As the launching point for so many bulk emails, here at Benchmark we strive to uphold email marketing best practices. That’s why it’s of the utmost importance for us to prevent spam and block the spammers that want to get to you.
For 2010, Microsoft cleaned over 20 million computers of malware(s) in the United States alone. Ladies and gentlemen, this has got to stop. It is time to squash this passive attitude about your computer, it is time for a grand catharsis!
For those that do not have a genuine copy of Windows, tsk-tsk, shame on you. The one thing that you should not be cheap with is your OS (Operating System).
For those PC users that have a genuine copy of Microsoft Windows please download Microsoft’s Security Essentials and install it on your machine. MSE is lightweight and intelligent, to say the least. I’ve tried Norton, Kaspersky, AVG and McAfee, and they all gave me headaches and used too many system resources. MSE was a breath of fresh air and I haven’t looked back.
Now, why am I plugging this software? Because some of you are unknowingly running a bot (virus, trojan, etc.) on your computer. The number of infected machines change from quarter to quarter, but in 2007 it was estimated by the BBC that one-fourth of all machines on the Net were infected. The above picture breaks down how a botnet is used to send spam (illustration comes courtesy of Tom-B of Wikipedia).

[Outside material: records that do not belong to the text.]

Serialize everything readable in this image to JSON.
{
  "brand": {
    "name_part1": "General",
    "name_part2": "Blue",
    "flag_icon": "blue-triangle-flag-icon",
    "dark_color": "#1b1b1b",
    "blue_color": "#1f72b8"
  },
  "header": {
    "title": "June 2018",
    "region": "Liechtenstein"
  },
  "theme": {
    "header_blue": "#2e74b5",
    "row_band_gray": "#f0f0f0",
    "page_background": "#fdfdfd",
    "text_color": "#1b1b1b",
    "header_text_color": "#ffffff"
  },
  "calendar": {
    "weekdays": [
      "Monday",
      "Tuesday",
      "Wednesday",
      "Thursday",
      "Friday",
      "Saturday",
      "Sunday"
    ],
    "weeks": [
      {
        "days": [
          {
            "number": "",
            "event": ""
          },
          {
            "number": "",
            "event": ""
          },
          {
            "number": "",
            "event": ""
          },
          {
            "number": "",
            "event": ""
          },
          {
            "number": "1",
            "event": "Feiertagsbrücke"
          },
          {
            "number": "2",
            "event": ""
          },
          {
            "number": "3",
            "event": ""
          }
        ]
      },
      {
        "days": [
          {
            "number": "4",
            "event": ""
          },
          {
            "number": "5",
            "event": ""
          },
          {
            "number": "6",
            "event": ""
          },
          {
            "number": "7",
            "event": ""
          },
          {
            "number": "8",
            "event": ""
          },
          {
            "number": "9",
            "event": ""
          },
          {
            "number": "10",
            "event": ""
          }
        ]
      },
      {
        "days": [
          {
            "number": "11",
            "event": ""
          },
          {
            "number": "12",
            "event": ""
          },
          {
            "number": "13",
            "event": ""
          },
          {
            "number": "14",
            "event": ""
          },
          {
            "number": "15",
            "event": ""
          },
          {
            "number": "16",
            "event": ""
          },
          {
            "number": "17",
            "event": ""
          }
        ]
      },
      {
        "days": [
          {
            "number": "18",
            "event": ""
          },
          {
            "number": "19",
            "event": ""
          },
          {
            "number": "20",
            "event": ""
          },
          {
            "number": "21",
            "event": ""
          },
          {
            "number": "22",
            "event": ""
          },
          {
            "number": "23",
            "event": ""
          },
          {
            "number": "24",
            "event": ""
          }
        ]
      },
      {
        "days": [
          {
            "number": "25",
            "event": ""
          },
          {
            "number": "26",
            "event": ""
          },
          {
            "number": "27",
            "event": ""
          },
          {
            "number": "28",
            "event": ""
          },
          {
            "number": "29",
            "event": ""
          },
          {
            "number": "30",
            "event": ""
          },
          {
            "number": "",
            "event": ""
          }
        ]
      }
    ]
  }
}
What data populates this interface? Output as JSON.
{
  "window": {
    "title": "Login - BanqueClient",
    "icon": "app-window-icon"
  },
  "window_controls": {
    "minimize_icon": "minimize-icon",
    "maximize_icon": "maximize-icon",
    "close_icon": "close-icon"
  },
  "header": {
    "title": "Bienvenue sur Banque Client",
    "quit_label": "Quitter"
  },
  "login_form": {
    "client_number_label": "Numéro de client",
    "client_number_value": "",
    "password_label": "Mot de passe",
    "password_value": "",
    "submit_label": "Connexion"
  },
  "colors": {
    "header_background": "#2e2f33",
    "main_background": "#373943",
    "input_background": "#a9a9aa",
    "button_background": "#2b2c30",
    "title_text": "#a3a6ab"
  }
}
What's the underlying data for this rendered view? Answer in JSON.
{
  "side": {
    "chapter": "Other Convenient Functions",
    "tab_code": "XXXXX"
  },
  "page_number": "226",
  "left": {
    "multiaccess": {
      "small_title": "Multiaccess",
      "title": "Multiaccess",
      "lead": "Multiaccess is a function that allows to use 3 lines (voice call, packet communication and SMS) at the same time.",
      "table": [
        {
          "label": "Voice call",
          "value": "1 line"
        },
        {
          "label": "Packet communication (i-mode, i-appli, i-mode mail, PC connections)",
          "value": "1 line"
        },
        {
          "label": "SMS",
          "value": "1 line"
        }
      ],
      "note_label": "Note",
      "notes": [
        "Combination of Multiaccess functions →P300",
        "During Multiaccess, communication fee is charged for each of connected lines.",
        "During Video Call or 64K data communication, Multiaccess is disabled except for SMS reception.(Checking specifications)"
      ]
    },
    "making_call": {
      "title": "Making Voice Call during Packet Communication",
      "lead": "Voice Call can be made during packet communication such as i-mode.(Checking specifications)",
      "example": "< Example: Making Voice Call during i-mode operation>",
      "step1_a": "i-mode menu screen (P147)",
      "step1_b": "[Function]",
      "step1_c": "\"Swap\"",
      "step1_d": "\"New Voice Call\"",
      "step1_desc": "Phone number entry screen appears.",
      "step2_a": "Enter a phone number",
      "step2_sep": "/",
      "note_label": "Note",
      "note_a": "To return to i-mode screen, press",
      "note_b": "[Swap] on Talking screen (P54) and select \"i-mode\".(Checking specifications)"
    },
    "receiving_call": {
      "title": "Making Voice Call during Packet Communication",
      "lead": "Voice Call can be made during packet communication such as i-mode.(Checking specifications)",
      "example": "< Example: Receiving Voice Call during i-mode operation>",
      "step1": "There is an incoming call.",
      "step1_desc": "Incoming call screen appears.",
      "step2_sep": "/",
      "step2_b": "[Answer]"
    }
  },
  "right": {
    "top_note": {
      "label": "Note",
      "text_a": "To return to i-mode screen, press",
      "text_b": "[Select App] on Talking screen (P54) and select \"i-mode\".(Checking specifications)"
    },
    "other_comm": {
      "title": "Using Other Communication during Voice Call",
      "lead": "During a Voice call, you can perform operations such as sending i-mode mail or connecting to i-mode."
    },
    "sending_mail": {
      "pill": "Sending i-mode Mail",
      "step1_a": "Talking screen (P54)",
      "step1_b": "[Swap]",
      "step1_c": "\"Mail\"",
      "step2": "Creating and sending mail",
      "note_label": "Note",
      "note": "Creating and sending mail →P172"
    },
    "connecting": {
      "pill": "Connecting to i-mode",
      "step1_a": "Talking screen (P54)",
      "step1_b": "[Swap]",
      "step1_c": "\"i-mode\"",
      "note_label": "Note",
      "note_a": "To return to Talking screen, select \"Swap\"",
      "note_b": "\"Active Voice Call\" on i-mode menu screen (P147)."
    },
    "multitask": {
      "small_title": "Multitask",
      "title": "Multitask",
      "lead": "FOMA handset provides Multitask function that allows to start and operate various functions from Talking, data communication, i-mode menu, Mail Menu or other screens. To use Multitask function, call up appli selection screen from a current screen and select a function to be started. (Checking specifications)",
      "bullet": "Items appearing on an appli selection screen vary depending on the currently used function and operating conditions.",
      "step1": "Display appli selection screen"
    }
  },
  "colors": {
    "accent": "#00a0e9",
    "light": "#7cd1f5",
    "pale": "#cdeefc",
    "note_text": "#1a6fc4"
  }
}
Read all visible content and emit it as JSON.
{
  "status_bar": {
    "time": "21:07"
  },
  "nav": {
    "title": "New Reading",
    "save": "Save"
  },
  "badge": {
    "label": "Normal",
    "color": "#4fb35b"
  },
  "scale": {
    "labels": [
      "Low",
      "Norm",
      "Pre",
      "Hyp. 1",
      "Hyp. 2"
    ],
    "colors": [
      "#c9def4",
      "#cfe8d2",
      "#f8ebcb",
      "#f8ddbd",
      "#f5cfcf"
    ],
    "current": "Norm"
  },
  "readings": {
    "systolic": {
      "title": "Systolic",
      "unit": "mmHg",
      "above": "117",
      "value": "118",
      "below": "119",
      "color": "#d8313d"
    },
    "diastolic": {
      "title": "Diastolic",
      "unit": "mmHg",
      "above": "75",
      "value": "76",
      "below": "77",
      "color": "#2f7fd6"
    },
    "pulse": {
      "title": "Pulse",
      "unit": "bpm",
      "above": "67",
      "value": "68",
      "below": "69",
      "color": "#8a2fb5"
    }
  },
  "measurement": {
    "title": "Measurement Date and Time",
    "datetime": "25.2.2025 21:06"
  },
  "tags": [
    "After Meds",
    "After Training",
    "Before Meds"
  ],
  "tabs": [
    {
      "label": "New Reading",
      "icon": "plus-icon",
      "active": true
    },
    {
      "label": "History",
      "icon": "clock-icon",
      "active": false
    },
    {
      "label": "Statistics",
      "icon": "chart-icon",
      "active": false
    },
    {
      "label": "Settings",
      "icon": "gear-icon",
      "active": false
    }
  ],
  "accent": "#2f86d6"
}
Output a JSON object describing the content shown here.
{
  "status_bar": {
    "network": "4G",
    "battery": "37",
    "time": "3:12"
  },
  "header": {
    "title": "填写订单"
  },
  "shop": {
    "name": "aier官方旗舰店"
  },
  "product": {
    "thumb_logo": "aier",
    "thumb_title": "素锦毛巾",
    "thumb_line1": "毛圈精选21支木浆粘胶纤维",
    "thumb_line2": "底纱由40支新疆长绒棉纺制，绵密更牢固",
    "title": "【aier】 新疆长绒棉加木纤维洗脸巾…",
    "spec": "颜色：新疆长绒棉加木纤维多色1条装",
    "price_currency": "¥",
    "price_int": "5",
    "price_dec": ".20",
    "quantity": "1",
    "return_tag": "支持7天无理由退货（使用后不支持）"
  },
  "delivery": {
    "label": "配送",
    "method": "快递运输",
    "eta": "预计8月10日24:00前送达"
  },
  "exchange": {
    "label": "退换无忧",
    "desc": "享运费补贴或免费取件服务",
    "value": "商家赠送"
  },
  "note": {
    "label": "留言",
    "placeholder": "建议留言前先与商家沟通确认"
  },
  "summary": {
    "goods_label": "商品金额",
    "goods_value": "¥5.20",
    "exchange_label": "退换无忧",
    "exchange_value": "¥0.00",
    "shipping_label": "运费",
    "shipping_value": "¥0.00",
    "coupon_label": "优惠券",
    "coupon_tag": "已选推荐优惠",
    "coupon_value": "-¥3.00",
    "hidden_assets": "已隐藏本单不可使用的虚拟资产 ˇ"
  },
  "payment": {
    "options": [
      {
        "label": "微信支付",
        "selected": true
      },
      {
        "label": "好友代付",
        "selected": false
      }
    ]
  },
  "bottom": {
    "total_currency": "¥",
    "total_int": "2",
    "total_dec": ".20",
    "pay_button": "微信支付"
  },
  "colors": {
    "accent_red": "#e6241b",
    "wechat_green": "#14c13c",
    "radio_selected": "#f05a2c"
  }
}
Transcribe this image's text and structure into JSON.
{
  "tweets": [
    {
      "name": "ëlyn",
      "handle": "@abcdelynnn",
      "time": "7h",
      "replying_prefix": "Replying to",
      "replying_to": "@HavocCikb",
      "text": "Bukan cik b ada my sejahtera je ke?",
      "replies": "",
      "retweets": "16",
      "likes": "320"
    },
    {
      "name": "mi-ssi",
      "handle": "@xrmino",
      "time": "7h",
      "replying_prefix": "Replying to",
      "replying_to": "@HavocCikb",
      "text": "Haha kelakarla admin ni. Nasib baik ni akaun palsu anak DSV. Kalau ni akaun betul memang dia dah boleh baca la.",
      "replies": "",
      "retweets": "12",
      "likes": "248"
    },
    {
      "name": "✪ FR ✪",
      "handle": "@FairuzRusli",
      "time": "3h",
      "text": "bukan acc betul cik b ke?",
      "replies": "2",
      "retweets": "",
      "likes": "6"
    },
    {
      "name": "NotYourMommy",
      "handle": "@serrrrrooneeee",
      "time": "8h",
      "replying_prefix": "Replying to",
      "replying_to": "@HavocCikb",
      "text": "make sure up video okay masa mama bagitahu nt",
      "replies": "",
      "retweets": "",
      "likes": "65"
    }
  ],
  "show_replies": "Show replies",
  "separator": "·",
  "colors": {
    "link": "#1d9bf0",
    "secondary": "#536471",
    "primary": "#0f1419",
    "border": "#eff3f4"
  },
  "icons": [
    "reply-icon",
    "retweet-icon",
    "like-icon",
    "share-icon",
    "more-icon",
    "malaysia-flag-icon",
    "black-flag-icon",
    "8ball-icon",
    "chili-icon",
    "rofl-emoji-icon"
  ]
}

To explain the illustration, it works like this:
- The red guy with the bandit mask is a botnet operator. A botnet operator infects a user’s computer with a virus or worm (often multiple). The goal is to store a malicious program (dubbed ‘malware’) inside the user’s computer. This bot, or malware, is usually stored unbeknownst to the user. It masquerades as a useful program – much like the Trojan horse carried inside the gates of Troy contained Greeks waiting to siege the city.
Once the bot is installed in a user’s computer, it can independently log into an Internet Relay Chat (IRC) server or web server and do the bidding of the botnet operator.
Spammers can then buy the information these bots relay or pay the operator to program the spam messages they wish to send.
The infected computers are programmed to send out spam messages, the user’s reputation is damaged, and his entire system is compromised.
For those who truly understand the intricate devilry of botnet operators and spammers, it is difficult not to feel violated, distraught, or just plain angry. In part 3 of this series we’ll examine the history of spam, bots, and the future of malware. We can only hope malware doesn’t have a future, but that is up to you to deny it one. Stay tuned.